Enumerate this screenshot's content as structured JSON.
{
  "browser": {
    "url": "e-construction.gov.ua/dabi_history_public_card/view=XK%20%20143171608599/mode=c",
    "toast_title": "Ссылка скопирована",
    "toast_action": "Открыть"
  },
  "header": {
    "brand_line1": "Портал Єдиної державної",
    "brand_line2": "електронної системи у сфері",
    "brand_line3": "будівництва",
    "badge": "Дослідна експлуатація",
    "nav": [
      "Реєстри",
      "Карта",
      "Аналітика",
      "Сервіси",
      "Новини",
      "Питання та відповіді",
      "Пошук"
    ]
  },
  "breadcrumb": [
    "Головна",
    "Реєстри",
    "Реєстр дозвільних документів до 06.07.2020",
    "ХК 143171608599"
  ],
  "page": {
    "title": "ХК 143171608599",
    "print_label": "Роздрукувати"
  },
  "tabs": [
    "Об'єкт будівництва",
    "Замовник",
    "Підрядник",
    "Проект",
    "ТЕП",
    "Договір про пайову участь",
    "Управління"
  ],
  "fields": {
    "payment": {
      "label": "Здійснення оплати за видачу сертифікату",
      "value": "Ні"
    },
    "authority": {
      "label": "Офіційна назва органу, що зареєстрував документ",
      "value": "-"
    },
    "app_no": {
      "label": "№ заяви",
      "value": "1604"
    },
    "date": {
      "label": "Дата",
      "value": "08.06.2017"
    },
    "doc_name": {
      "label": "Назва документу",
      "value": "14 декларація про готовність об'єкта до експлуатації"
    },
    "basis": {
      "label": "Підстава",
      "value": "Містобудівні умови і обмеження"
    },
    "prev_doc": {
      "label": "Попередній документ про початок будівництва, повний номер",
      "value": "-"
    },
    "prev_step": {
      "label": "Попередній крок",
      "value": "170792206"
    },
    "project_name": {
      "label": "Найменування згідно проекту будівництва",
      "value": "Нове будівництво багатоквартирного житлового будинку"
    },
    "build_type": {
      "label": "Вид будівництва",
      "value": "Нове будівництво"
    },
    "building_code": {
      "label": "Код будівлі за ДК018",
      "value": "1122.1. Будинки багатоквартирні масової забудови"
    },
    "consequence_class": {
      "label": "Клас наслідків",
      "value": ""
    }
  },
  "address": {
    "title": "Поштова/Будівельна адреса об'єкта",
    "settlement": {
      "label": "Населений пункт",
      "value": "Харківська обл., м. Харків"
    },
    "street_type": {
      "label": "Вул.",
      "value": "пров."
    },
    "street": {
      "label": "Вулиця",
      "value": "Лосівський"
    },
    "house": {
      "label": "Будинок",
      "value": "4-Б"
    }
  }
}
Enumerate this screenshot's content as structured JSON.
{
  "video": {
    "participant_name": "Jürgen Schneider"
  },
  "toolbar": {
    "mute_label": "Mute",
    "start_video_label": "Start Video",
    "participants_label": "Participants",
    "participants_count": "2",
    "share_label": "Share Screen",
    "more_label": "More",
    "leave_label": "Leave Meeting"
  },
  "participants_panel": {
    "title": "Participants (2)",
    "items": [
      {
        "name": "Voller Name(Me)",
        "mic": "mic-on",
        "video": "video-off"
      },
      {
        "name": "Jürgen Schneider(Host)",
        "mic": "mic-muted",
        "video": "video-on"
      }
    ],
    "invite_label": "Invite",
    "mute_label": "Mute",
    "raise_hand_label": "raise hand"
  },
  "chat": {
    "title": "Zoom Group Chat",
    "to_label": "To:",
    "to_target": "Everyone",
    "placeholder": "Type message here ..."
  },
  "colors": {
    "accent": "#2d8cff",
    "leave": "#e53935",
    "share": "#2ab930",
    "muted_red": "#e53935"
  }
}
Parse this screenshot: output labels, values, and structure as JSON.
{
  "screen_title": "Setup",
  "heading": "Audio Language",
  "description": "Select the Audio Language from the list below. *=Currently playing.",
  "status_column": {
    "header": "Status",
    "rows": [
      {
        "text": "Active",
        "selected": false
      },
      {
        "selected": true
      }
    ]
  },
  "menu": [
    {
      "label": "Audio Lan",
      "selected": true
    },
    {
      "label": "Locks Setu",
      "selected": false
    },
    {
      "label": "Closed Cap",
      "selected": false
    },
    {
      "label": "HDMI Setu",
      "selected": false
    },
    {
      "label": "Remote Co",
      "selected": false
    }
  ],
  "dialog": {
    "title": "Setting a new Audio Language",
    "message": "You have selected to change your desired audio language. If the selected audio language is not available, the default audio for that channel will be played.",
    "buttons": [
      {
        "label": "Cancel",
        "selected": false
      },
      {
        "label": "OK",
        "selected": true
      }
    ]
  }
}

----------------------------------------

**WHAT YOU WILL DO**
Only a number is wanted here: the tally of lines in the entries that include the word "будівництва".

**EXPECTED OUTPUT**
5